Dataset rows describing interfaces
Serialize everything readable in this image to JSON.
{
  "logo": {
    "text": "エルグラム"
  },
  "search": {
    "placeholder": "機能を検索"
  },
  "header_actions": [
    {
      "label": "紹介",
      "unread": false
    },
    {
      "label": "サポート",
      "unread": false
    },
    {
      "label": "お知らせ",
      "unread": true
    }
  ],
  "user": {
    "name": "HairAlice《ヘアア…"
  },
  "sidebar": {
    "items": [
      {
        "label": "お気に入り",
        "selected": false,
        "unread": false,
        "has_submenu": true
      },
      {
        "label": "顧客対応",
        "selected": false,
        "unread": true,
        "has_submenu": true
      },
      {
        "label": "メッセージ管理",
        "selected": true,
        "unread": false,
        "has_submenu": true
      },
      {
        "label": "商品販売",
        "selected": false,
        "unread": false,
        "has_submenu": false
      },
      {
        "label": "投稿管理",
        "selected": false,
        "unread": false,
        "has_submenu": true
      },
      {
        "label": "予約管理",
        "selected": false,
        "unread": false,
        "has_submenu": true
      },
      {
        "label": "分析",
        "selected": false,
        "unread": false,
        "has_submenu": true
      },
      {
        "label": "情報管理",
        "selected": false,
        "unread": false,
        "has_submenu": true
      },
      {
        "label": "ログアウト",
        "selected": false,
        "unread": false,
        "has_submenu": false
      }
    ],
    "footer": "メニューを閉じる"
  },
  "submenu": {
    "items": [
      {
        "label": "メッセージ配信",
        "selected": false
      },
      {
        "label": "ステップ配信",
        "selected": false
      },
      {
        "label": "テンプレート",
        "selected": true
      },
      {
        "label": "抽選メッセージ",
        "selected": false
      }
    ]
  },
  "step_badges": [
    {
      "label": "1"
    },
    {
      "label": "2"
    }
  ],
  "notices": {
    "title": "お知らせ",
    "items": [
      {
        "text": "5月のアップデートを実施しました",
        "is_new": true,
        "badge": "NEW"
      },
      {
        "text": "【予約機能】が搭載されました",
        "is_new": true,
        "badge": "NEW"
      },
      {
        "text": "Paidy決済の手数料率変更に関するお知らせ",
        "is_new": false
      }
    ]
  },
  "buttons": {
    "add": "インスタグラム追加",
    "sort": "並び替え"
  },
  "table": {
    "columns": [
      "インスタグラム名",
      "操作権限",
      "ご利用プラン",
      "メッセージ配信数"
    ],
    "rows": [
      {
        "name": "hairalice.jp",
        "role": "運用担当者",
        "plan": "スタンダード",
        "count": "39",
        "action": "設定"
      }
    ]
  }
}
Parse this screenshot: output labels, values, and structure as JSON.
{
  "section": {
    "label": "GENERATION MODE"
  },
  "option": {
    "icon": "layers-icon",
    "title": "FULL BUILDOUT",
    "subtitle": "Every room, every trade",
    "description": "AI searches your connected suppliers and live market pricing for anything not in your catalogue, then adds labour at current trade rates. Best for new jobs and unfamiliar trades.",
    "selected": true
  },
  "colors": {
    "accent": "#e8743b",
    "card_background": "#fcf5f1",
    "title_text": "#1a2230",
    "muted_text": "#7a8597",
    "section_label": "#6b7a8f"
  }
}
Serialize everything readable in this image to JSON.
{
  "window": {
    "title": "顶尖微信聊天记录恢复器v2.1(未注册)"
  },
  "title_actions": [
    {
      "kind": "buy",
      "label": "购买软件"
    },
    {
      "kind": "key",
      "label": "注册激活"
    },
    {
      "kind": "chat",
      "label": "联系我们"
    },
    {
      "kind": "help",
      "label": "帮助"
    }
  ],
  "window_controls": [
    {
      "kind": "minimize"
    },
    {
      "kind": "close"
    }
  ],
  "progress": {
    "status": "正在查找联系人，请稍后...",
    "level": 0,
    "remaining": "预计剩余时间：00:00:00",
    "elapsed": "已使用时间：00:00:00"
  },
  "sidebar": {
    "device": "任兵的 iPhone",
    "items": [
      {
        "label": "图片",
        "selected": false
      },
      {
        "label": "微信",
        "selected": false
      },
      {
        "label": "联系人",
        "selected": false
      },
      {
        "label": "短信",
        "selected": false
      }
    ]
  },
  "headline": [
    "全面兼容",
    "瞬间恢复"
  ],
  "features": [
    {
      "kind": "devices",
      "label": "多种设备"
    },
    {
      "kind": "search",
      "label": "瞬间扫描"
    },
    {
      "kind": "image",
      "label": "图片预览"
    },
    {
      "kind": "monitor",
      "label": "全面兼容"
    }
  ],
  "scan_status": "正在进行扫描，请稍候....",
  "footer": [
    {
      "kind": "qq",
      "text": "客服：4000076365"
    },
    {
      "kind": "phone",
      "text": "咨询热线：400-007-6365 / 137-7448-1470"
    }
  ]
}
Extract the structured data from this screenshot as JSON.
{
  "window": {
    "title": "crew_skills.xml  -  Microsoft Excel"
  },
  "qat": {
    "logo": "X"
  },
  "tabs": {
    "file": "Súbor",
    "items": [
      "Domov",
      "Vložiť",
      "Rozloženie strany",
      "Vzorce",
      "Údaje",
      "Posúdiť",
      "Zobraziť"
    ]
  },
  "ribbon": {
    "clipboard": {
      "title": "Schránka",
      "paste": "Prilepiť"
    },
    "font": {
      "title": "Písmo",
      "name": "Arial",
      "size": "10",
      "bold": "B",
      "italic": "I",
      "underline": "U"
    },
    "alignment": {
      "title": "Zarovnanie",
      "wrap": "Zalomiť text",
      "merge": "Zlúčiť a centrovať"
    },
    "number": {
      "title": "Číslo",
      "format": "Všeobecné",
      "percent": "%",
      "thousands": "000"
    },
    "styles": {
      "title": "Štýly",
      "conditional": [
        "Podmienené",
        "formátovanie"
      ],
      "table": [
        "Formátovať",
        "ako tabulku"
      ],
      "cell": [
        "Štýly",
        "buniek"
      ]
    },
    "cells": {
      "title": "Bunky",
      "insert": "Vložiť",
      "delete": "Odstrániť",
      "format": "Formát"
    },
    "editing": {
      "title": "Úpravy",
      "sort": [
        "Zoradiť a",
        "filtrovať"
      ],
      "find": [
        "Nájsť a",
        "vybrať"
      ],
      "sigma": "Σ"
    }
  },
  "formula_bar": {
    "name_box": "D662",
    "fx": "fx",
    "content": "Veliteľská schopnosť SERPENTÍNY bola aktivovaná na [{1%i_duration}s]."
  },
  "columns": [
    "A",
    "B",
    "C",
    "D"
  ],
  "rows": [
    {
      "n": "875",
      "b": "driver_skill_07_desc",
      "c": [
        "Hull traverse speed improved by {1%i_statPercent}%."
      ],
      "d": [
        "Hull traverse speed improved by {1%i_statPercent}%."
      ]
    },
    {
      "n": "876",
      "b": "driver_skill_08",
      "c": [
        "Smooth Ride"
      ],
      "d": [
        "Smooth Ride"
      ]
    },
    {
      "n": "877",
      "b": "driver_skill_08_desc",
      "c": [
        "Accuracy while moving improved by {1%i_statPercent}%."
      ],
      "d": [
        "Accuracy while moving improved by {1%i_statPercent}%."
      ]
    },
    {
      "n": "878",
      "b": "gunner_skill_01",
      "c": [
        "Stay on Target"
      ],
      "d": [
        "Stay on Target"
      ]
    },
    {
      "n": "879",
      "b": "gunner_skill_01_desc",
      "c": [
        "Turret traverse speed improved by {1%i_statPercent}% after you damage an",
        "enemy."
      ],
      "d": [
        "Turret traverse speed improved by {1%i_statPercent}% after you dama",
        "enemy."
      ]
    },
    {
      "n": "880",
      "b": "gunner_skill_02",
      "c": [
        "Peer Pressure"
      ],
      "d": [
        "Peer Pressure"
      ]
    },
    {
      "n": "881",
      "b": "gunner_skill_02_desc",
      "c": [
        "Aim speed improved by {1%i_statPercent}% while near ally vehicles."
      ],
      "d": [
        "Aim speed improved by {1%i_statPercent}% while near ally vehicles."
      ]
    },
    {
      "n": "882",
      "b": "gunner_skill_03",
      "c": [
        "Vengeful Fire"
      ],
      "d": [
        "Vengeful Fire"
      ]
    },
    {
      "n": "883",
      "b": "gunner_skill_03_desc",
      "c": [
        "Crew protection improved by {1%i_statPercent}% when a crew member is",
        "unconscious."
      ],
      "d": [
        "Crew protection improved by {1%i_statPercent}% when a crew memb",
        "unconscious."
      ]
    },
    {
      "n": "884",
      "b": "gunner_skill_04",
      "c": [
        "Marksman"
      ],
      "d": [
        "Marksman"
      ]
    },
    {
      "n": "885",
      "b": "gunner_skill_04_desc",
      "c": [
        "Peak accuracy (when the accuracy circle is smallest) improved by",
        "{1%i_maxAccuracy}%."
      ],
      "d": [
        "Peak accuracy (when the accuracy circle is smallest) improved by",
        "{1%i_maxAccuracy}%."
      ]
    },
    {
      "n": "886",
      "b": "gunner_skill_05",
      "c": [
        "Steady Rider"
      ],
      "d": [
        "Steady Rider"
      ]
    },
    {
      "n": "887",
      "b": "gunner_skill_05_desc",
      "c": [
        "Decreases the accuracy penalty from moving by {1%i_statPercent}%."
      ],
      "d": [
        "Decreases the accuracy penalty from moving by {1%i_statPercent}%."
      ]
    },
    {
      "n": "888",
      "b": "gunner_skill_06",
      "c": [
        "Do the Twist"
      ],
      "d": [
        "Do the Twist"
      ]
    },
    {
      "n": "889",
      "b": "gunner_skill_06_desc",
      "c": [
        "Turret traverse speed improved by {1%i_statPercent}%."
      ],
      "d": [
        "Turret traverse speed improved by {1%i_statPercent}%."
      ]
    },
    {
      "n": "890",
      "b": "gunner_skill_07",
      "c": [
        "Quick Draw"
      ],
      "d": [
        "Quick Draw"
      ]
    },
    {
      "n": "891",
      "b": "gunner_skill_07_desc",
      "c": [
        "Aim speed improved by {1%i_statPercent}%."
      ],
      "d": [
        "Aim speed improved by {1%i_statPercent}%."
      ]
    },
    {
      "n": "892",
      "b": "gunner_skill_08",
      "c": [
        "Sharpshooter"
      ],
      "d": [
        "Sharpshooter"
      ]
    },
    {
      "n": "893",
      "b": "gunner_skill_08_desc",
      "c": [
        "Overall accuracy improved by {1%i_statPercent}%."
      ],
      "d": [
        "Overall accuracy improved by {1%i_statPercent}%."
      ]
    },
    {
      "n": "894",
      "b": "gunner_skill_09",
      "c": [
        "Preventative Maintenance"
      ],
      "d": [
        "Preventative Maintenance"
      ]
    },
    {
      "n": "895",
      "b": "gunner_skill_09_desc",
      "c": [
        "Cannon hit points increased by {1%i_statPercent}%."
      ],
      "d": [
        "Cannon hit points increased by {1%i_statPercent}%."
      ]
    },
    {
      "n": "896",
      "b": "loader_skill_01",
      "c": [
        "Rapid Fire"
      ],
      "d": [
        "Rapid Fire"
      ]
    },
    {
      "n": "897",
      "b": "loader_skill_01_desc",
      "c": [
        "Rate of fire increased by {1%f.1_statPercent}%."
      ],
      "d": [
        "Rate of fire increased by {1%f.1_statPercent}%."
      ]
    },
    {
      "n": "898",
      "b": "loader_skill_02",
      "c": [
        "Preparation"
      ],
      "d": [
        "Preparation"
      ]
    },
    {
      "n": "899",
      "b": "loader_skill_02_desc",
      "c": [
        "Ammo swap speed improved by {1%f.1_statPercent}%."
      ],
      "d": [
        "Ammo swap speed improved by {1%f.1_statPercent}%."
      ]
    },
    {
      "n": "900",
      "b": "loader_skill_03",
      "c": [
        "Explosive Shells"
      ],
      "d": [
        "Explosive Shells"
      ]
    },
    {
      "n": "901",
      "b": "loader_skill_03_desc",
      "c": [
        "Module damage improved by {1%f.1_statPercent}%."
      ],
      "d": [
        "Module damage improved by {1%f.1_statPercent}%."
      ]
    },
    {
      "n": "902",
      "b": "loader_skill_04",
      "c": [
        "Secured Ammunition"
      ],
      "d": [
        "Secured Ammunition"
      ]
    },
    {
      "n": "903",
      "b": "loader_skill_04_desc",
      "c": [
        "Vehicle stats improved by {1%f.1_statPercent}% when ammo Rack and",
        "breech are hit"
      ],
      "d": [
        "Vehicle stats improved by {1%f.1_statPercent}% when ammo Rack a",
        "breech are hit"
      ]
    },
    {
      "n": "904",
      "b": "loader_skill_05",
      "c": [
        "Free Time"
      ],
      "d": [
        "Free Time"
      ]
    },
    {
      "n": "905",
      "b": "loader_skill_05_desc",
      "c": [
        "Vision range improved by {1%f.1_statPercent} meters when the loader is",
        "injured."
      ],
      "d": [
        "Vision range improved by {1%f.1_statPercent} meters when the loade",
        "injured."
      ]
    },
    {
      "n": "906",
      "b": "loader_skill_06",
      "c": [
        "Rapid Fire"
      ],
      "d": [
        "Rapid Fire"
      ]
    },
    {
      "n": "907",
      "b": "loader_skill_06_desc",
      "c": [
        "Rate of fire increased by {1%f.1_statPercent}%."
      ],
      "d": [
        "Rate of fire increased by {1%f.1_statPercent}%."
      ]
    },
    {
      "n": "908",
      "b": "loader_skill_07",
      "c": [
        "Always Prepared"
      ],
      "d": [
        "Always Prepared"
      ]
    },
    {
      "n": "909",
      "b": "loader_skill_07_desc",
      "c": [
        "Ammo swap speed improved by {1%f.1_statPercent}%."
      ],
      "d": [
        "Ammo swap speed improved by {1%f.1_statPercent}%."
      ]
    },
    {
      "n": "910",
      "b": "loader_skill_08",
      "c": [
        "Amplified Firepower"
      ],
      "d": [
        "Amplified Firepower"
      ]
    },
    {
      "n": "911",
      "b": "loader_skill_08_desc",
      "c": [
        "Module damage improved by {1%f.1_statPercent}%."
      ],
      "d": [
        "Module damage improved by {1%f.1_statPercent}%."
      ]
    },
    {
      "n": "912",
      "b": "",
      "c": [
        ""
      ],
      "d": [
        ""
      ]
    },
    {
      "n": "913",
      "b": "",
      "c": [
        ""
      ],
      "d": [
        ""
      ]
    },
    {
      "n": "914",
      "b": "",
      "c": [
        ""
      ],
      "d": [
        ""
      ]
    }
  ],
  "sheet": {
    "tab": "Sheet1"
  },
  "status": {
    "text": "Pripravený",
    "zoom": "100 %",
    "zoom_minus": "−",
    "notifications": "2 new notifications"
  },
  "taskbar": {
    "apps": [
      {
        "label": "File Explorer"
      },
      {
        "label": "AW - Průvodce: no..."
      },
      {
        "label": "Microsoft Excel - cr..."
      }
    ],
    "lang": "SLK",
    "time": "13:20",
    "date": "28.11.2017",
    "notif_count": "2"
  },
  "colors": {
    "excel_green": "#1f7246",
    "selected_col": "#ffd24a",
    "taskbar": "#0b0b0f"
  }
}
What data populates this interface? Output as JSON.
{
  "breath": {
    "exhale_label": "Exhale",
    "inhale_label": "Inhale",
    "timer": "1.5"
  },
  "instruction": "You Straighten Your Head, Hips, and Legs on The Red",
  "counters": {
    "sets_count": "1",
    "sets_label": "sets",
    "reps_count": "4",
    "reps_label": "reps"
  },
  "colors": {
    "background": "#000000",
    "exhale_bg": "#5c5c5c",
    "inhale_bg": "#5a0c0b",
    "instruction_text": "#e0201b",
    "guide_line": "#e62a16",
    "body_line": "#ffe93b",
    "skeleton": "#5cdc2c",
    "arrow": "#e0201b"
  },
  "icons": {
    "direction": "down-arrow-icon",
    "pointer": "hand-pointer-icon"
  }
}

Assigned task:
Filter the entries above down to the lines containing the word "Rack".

Response to the exercise:
        "Vehicle stats improved by {1%f.1_statPercent}% when ammo Rack and",
        "Vehicle stats improved by {1%f.1_statPercent}% when ammo Rack a",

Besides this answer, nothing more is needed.